When our infrastructure projects are under construction they support thousands of jobs and create many additional training and apprenticeship positions. Then when operational, they make an even greater impact on the economy as towns and cities become greener and more attractive to live and work in; trade is made easier through improved transport links, and businesses thrive and expand into new areas where they have access to fast and reliable digital communications.
As well as on the economy, our work makes a positive impact on the environment. Our focus is to support Scotland’s transition to a low carbon economy and help it reach its climate change targets. Not only do our energy efficiency programmes generate cost and carbon savings, they also support local economic development and improve the quality of public buildings.
How did the new housing partnership between the City of Edinburgh Council and the Scottish Futures Trust come about?
SFT and the City of Edinburgh Council have enjoyed a productive relationship for many years, with both parties being partners on the eight National Housing Trust (NHT) partnerships running in the city (together these partnerships have delivered 746 affordable homes so far). The Council were keen to ensure that they continued to enable the delivery of mid-market rent homes and were also keen to explore other forms of affordable rent. To that end they approached SFT and together we adapted the NHT model to meet the Council’s aims.

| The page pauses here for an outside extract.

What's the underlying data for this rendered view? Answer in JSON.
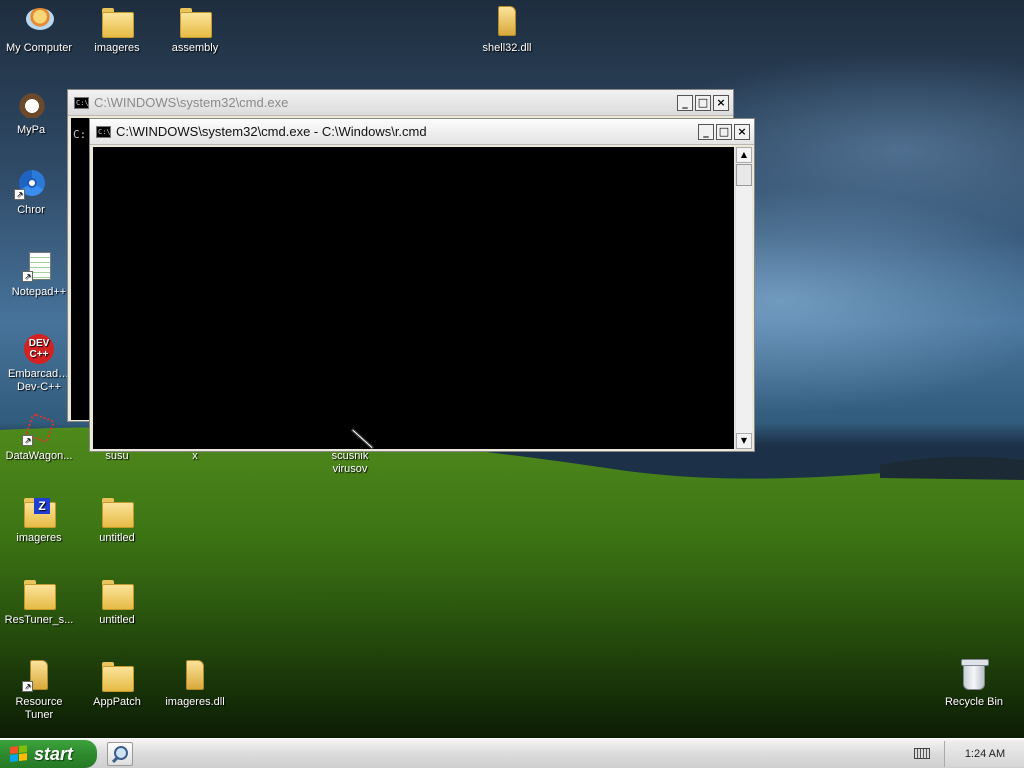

What is the aim of the Edinburgh Living initiative?
The primary aim of Edinburgh Living is to deliver high quality, energy-efficient rental homes across the city, which represent attractive, sustainable and long-term housing options for people. The secondary aim is to allow the Council to create sustainable mixed-tenure communities on the large strategic housing sites, which it is developing. Edinburgh Living will achieve these aims through acquiring and letting properties through two forms of tenure:
• Mid-market rent is a housing tenure recognised and supported by the Scottish Government as an affordable housing solution. It features rent set with reference to the relevant Local Housing Allowance.
• Affordable market rent is a new form of housing tenure developed by the City of Edinburgh Council to reflect the housing pressures in Edinburgh; rents for this tenure are set higher than the Local Housing Allowance but still typically reflect an affordable rent compared to the local market.
Edinburgh Living will own and manage the properties in perpetuity, creating homes that people can choose to live in for as long as they need or want. The council has its own affordable housing delivery programme, which includes homes for social rent. This aims to deliver 10,000 new affordable homes over the next 10 years, including those that are sold to Edinburgh Living. Edinburgh Living allows the Council to create a supply of homes for those who would not be eligible for social housing but who are still in genuine housing need, including working homeless families and key workers.
Is there a timeline for the delivery of the 1,500 new homes?
Delivery of the 1,500 market and mid-market rent homes is scheduled to take place in phases over the next six years.
What other projects is the Trust currently delivering?
SFT has also recently launched Home Ownership Made Easy (HOME). HOME is a new, accessible route to home ownership for first-time buyers as well as offering an alternative option for older homeowners who want to move to a house that is right for their needs.
Importantly, it is a new and additional way for local authorities, housing associations and developers to deliver affordable housing that does not require any subsidy and is fully self-funding.
North Ayrshire Council, in partnership with SFT, launched its first HOME development in Scotland and we are talking to a number of local authorities to gauge their interest in replicating HOME in their areas.
Header image: The iconic £14.5m Johnstone Town Hall in Renfrewshire delivers integrated services for the community